by Kai Davis
Last week The Mac Weekly sat down with Suveer Daswani ’18, President of the Macalester College Student Government (MCSG) for the 2017-2018 academic year. The following interview has been edited for clarity and length.
The Mac Weekly: You’ve been involved in Student Government since your first year. Why are you so committed to MCSG and what change do you believe the organization can affect?
Suveer Daswani: The one thing that really keeps me going is the ability to interact with students across campus, so not just like a monotonous nine-to-five job for example. It’s much more interactive than that. It’s really given me the opportunity to feel the pulse of the student body, and to actually work with students on issues, and to know that I’ve played a small role to make a difference in even the smallest way possible has been something that’s really been the driving force behind why I’ve decided to stick on every year.
TMW: Can you speak on Macalester’s stance on becoming a test-optional school, and perhaps your personal stance on that issue?
SD: Last semester MCSG passed a resolution to make Macalester test-optional, and that resolution was passed.
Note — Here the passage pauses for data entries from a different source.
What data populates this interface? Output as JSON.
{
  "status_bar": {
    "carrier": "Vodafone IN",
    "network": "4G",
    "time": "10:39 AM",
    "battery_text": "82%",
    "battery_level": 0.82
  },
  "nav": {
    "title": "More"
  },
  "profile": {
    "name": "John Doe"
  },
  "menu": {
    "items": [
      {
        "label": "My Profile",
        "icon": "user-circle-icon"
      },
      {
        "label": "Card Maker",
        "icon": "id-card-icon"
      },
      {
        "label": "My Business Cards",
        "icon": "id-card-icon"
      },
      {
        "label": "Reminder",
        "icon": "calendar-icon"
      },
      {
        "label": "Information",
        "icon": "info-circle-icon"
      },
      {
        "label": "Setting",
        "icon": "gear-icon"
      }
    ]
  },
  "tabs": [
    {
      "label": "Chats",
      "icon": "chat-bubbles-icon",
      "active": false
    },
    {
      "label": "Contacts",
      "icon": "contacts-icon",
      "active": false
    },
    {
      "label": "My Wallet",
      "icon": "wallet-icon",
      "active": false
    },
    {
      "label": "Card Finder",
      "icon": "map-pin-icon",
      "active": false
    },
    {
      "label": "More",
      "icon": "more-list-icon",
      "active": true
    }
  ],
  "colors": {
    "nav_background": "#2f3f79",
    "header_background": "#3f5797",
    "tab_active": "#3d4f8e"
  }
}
I voted in favor of Macalester going test optional. It was a unanimous decision, and I was one of the members who voted for it. The last I heard about test-optional, I know it’s something that has not been forgotten, but it’s something that the administration is hoping to bring to light later this semester, or later this year, once the logistics and the setting up of the academic year […] and the beginning year pace settles down. So yeah, I don’t think it’s the only solution to increase representation within Macalester, but I definitely think that it’s one step towards achieving the broader goal of representation.
TMW: I believe you expressed interest in bringing back alumni from previous years, from times of political strife, to campus. How do you think that will help the student body in consideration of the totality of today’s political climate?
SD: It’s an idea that’s a work in progress. It’s something that I haven’t structured one hundred percent. I’ve spoken to a couple students who have expressed interest in working with me on the project, so I’m hoping to rope them into the process and structure it a little more. But, the broader goal, I’d say, is equipping students with the tools to engage in conversation, in dialogue, especially after they leave Macalester because I feel opinions outside of Macalester are different than those we see on campus.
TMW: Continuing in that same vein of student involvement and engagement, in March 2017, there was a News article that claimed that low voter turnout “reflects disconnect and lack of representation in MCSG.” Do you agree with this assessment? And what is being done to foster more student involvement in order to remedy this perceived disconnect with the student body?
SD: That’s definitely true to some extent. I would say it’s not the full puzzle. I’d say it’s part of it, but another part of the low voter turnout is also that students just don’t know where to vote, or forget that it’s as easy as reading the ballot in their emails; I think that a lot of students don’t check their emails. They receive the emails, but a lot of students are not mindful enough to actually read every one that they get, especially when it’s like a blast that’s sent out. It’s oftentimes ignored, and there are so many times when I’ve had questions as to where I vote when it was sent in the email early in the morning. I also think that early in the morning, you get at least 5-7 emails from stores or news updates or from other departments. The morning is a pretty busy time […].
Another big piece that explains the low voter turnout is also lack of accessibility in the election process on both fronts. Students can be held responsible, but I also take responsibility, or we take collective responsibility as well, and how can we make the election process more accessible for students. Maybe we could have an incentive system; maybe we could have a physical voting booth outside the CC or in the Harmon Room of the library where students can see that there’s something going on, and they can personally come there and vote so they feel more invested in the process and also see something tangible happening.
TMW: Can you speak to me about your “Panini with Your President” idea?
SD: Absolutely… I had forgotten about that. To give a little background, when I was running my presidential campaign, the panini press was taken away from Café Mac, and so I was running my campaign on the “I’m going to bring back the panini press.” Now, that wasn’t my be-all, end-all goal, it was just one way to attract the student body. It’s interesting to think about because the day I was elected, or a couple days just after that, the panini press was brought back to Café Mac. I’m not gonna say if I had a role in that or not. It could be coincidence. It could be fate. It could be just a matter of luck, but the fact of the matter was that I was elected, and in the span of the time, we got the panini press back.